▶ _Exercise_
Wherever a line in the records contains the word "title", return that line.

::::::::

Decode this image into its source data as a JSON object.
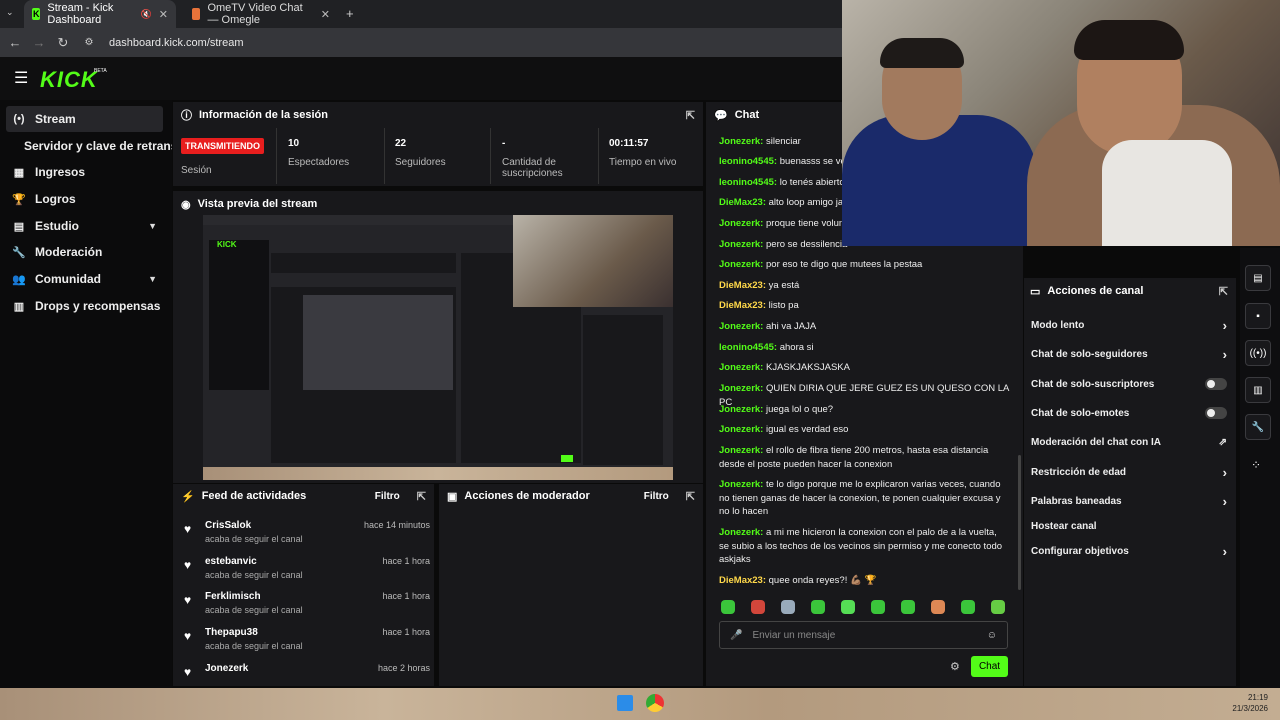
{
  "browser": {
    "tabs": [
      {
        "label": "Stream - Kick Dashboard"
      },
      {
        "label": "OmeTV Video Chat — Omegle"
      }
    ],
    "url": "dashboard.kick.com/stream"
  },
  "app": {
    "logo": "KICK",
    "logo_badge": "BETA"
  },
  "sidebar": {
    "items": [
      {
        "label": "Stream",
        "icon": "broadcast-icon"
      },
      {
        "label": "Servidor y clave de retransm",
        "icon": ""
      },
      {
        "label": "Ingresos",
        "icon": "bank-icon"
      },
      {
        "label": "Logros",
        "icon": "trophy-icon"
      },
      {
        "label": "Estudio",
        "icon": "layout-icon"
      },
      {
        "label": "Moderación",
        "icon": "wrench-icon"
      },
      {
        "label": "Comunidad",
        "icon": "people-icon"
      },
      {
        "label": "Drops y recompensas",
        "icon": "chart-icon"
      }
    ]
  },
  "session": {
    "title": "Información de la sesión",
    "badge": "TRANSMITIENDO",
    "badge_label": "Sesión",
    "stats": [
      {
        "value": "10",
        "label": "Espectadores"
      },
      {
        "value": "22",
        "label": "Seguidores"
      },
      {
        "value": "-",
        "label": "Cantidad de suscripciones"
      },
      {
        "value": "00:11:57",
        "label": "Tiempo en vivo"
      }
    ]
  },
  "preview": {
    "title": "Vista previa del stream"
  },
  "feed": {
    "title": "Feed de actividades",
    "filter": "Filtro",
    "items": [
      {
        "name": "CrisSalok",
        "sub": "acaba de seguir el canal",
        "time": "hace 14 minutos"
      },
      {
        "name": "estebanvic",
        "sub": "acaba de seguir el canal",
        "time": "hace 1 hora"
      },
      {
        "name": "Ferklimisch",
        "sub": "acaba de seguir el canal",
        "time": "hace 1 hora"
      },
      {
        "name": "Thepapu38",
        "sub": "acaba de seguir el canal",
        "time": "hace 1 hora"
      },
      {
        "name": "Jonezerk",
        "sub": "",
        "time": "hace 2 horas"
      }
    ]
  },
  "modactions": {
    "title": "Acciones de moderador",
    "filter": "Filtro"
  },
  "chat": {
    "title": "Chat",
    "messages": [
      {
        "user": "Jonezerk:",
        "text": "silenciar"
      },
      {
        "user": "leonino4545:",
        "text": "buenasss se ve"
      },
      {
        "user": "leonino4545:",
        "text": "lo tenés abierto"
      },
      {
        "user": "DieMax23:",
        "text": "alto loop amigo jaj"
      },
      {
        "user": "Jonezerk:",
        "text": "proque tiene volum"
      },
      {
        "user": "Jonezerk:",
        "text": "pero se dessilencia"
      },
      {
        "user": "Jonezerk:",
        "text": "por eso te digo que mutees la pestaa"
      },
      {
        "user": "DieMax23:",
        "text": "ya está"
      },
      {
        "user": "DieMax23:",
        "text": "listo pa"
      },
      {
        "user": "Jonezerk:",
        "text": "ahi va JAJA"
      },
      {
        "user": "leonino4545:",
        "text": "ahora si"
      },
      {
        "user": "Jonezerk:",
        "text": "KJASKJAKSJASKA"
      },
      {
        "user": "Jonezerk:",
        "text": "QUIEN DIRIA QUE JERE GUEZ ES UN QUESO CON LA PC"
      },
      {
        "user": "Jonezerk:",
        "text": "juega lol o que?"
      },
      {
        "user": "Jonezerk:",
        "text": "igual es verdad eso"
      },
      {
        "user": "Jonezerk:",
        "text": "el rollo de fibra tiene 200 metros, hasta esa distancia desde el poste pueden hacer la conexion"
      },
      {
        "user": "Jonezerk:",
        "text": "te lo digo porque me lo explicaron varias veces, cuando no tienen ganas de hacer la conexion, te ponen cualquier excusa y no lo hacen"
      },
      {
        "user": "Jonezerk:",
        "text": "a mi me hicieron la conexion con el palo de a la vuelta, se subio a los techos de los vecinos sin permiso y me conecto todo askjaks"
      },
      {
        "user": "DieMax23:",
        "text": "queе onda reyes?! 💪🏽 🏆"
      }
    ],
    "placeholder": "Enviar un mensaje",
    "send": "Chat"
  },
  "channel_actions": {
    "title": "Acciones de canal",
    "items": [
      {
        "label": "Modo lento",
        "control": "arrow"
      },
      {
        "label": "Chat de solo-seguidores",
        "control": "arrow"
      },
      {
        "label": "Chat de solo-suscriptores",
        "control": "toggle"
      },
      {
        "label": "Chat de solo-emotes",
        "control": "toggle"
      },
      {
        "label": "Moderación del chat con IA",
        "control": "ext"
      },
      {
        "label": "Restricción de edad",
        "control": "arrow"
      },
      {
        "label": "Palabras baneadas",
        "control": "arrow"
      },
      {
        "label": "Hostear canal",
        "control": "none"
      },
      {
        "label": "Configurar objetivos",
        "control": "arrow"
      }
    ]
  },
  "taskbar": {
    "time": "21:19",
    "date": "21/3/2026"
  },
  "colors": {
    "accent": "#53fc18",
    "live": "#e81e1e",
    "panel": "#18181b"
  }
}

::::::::

▶ _Response area_
    "title": "Información de la sesión",
    "title": "Vista previa del stream"
    "title": "Feed de actividades",
    "title": "Acciones de moderador",
    "title": "Chat",
    "title": "Acciones de canal",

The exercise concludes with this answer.